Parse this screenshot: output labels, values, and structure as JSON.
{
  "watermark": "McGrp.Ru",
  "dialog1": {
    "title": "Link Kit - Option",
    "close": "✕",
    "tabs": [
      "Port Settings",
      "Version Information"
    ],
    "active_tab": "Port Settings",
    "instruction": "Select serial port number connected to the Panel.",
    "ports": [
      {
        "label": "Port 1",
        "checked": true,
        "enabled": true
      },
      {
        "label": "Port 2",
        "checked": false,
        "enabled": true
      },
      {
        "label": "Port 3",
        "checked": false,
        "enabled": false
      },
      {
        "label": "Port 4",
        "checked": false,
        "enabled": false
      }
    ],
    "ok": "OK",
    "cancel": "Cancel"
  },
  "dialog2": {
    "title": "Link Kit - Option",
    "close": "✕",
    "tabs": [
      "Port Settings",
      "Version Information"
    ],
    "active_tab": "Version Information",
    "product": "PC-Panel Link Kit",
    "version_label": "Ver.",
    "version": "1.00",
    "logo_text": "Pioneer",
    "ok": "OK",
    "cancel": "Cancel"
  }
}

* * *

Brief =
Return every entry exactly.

Your response =
Parse this screenshot: output labels, values, and structure as JSON.
{
  "watermark": "McGrp.Ru",
  "dialog1": {
    "title": "Link Kit - Option",
    "close": "✕",
    "tabs": [
      "Port Settings",
      "Version Information"
    ],
    "active_tab": "Port Settings",
    "instruction": "Select serial port number connected to the Panel.",
    "ports": [
      {
        "label": "Port 1",
        "checked": true,
        "enabled": true
      },
      {
        "label": "Port 2",
        "checked": false,
        "enabled": true
      },
      {
        "label": "Port 3",
        "checked": false,
        "enabled": false
      },
      {
        "label": "Port 4",
        "checked": false,
        "enabled": false
      }
    ],
    "ok": "OK",
    "cancel": "Cancel"
  },
  "dialog2": {
    "title": "Link Kit - Option",
    "close": "✕",
    "tabs": [
      "Port Settings",
      "Version Information"
    ],
    "active_tab": "Version Information",
    "product": "PC-Panel Link Kit",
    "version_label": "Ver.",
    "version": "1.00",
    "logo_text": "Pioneer",
    "ok": "OK",
    "cancel": "Cancel"
  }
}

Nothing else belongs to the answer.